FOR THE WEEK OF MAY 13, 2019
Read another article about a hospital, medical professional or patient. Why is it newsworthy?
Look for other technology coverage and describe any gee whiz portion.
Were those stories clear, even for someone unfamiliar with the topic? Did you look up – or skip -- any new word?
Business use of drones expands steadily as stores and delivery services, builders, photographers and even hospitals use the small, pilotless mini-aircraft. The commercial market is growing faster than expected, a recent Federal Aviation Administration (FAA) report says. Nearly 15,000 are registered each month, according to the government agency (not counting personal ones used by hobbyists). By 2023, the government estimates that 823,000 drones will be registered nationwide.
As drones "become operationally more efficient and safe, battery life expands and integration continues, new business models will begin to develop," the aviation agency says. Applications include delivery of drugstore prescriptions and other small, light packages, as well as like search and rescue by fire and police departments. A newsmaking advance came in mid-April when a Baltimore hospital used a drone to bring an organ to a patient – a time-critical mission demonstrated in the trial-run video below.
That medical flight was by a custom-made drone with eight rotors. The craft was roughly the size of a washing machine. Its 10-minute trip whisked a human kidney nearly three miles to a hospital, where surgeons successfully transplanted the organ into a 44-year-old woman who had waited eight years for a lifesaving transplant. It was the first such drone flight, and it almost certainly won't be the last. In North Carolina, a hospital uses drones to speed the delivery of blood and other medical samples across its campus. In a partnership with UPS, the drone carries a small cooler of medical samples to a lab three quarters of a mile away in less than four minutes in the air. UPS hopes to expand the service to other hospitals.
In a non-medical development, a Google-financed company named Wing is the first to get FAA approval for drone delivery of goods to businesses and homes. The app-based service already operates in Australia and soon will in Finland.

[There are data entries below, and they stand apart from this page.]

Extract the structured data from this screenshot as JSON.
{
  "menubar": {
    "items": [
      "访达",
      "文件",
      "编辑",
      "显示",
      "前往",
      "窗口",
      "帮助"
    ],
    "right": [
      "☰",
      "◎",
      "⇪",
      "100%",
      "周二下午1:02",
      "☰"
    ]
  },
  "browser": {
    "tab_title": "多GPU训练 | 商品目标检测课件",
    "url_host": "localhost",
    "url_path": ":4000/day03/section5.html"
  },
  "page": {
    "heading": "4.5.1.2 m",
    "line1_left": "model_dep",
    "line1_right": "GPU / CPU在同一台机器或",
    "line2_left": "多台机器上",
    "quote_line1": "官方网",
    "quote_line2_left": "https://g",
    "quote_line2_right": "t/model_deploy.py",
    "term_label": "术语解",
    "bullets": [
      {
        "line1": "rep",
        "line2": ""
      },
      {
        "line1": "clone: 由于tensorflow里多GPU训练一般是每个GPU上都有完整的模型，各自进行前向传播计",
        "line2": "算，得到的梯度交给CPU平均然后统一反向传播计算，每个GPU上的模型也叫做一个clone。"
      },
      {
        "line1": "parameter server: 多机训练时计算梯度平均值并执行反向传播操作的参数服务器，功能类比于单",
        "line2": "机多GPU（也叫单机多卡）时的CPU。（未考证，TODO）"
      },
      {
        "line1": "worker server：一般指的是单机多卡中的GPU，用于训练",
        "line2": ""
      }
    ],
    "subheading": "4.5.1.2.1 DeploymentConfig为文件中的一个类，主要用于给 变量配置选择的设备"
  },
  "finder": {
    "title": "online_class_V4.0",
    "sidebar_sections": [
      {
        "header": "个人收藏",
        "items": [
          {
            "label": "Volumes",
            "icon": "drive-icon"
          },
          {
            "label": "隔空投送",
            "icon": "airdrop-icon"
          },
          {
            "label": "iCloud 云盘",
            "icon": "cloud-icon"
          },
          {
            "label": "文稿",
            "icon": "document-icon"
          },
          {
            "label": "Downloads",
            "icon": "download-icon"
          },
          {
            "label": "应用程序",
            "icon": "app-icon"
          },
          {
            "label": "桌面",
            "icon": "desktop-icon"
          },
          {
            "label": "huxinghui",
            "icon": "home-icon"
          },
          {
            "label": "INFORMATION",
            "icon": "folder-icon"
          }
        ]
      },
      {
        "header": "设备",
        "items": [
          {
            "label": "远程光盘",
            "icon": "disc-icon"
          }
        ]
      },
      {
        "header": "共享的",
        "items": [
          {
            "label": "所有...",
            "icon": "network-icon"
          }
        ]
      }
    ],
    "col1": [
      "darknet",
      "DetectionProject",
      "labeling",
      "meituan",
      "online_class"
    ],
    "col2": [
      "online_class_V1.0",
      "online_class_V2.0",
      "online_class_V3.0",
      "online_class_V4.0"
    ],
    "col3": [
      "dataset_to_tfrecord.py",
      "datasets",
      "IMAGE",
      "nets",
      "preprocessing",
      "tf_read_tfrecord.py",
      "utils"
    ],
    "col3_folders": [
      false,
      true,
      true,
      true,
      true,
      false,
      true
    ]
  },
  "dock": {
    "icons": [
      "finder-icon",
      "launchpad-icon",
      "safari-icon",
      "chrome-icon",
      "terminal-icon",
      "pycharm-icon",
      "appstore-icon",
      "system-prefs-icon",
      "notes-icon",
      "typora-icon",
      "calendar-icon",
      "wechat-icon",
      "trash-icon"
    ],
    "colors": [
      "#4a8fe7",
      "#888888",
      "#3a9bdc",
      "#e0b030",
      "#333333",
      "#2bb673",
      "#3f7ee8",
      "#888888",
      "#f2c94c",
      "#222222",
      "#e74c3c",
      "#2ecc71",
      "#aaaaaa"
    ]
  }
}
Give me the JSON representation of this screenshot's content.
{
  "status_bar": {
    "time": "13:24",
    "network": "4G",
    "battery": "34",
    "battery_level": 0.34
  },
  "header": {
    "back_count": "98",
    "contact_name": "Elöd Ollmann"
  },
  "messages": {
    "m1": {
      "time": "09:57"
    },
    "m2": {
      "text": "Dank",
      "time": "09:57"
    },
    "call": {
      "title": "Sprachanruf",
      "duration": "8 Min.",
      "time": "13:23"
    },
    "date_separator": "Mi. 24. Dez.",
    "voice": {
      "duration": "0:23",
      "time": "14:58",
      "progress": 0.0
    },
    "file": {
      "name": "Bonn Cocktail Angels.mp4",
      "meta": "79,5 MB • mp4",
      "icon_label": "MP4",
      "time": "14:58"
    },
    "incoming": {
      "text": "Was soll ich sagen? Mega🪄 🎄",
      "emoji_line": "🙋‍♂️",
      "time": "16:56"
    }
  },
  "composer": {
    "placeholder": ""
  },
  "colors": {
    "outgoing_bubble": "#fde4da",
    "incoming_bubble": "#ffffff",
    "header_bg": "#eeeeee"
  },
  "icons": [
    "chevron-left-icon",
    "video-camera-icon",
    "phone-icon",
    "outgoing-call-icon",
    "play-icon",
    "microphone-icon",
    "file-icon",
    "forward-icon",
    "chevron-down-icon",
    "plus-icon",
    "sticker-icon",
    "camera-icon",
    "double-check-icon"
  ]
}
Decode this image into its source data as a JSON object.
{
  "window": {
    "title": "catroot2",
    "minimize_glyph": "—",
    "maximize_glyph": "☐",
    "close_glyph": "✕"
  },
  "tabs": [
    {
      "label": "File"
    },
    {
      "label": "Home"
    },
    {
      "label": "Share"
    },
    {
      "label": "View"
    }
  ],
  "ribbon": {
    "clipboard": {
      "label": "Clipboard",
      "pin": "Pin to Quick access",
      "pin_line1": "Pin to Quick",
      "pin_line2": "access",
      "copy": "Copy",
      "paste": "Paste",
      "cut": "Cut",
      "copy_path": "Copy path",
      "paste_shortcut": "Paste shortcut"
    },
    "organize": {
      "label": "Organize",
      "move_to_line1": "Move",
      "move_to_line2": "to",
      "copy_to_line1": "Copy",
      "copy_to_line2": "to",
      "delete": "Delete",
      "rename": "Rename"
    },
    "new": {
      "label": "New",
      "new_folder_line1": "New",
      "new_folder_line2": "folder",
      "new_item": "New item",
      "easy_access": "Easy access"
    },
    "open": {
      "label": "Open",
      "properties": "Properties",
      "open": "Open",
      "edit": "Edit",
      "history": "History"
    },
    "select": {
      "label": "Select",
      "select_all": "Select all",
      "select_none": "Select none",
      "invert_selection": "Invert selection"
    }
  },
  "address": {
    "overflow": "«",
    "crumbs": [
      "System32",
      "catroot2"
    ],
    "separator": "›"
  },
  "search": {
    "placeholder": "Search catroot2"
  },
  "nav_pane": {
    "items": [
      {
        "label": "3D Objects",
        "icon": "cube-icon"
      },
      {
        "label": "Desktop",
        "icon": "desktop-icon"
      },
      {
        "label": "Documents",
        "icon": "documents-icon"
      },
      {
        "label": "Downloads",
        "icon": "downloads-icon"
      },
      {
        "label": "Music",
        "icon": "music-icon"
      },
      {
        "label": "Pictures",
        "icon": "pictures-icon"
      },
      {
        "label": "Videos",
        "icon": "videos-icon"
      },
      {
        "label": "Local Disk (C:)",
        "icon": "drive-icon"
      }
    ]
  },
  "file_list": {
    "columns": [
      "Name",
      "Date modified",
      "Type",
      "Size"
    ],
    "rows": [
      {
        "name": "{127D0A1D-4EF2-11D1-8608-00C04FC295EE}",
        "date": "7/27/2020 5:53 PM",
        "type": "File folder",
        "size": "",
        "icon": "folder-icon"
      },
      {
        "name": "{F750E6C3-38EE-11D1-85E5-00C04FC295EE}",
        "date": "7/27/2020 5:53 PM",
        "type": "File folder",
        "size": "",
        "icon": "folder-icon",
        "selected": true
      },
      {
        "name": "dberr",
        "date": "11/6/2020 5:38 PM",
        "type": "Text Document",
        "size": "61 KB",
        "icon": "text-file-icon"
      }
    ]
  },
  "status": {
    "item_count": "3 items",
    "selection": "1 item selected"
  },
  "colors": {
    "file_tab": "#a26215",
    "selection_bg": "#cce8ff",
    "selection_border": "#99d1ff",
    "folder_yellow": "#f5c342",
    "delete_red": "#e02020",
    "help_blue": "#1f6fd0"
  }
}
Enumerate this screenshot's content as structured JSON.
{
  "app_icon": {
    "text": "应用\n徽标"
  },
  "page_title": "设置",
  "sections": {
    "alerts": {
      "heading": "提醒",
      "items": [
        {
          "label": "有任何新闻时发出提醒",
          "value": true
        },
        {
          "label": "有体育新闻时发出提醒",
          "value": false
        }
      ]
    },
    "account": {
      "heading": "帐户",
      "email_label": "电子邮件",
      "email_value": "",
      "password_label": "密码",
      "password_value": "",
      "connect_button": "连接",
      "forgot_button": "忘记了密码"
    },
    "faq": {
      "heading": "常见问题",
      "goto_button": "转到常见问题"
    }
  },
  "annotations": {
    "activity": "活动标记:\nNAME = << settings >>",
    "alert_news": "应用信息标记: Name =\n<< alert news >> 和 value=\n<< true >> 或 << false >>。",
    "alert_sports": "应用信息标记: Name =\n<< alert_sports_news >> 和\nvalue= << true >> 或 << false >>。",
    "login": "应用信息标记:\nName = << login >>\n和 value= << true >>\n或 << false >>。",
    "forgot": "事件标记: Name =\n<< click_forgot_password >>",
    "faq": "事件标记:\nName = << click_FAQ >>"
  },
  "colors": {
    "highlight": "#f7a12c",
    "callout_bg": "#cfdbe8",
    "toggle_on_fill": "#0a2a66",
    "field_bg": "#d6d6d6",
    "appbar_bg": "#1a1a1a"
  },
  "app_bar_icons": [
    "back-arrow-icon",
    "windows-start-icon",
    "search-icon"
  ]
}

It will begin in Virginia later this year. "We've never been able to receive goods that fast," said Mark Blanks, the director of Virginia Tech's drone program, which partnered with Wing.
Doctor says: "Organ drones have the potential to improve access to transplants, decrease costs and improve quality," Joseph R. Scalea, a transplant surgeon at the University of Maryland School of Medicine.
Transplant executive says: "If we can prove that this works, then we can look at much greater distances of unmanned organ transport. This would minimize the need for multiple pilots and flight time and address safety issues we have in our field." – Charlie Alexander, chief executive of the Living Legacy Foundation of Maryland
University specialist says: "The biggest challenge for drone delivery going mainstream will probably be public acceptance. . . . Now we need to talk to the communities and figure out how to integrate this in a way that's beneficial for everyone." – Mark Blanks, director of the Virginia Tech Mid-Atlantic Aviation Partnership